What is Interface Card?
Any card that you plug into the motherboard of a computer to support connectivity between the main system bus and the external serial or parallel bus. Computers usually come with installed serial/parallel interface cards for connecting modems, printers, and other devices to your system, but in certain situations you might want to purchase a separate interface card.
These situations include:
- When you have an older computer whose serial interface card cannot support the newer fast 56-Kbps V.90 modems or whose parallel interface card cannot support IEEE 1284 bidirectional print devices such as the newer Hewlett Packard LaserJet print devices
- When you need a different serial interface such as RS-422/485 to connect your machine to special networking or industrial measurement equipment
Many different kinds of interface cards are available, including the following:
- RS-232 high-speed serial input/output (I/O) cards with 16550 universal asynchronous receiver-transmitter (UART) chips for connecting to high-speed modems and Integrated Services Digital Network (ISDN) terminal adapters. These cards can be either Industry Standard Architecture (ISA) or Peripheral Component Interconnect (PCI) bus cards and can support transfer speeds of up to 460.8 Kbps - much higher than the 115.2-Kbps rate supported by standard RS-232 interfaces.
- Enhanced Capabilities Port (ECP)/Enhanced Parallel Port (EPP) high-speed parallel I/O cards that support up to 2.5-Mbps transfer speeds.

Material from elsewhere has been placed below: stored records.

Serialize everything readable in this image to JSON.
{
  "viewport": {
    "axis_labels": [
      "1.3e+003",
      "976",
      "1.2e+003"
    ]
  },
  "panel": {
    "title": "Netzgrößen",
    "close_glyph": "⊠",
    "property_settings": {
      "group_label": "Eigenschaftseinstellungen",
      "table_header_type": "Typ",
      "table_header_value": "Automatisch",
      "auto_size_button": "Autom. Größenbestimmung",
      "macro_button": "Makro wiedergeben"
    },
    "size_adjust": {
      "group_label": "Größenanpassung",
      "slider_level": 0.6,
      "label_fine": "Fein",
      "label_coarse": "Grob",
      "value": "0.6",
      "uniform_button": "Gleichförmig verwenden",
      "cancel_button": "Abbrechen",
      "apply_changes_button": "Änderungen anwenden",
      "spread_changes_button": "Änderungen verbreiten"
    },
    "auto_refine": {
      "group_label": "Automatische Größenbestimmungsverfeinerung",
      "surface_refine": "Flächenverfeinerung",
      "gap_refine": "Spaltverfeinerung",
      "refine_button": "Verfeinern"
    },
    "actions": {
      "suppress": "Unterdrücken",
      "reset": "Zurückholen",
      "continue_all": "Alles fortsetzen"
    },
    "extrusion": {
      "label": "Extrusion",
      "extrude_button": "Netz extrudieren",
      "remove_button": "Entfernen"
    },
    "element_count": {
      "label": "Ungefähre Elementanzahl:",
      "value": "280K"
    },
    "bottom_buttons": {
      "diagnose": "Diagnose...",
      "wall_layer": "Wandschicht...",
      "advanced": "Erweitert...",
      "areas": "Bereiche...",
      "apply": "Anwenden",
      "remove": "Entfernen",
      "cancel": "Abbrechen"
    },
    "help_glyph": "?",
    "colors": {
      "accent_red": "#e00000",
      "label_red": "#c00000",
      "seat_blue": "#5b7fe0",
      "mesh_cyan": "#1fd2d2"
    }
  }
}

- RS-422/485 interface cards for connecting to industrial sensor and measuring equipment. These cards can support up to 31 separate devices that can be located up to 4000 feet from the computer. Data transfer speeds are up to 460.8 Kbps.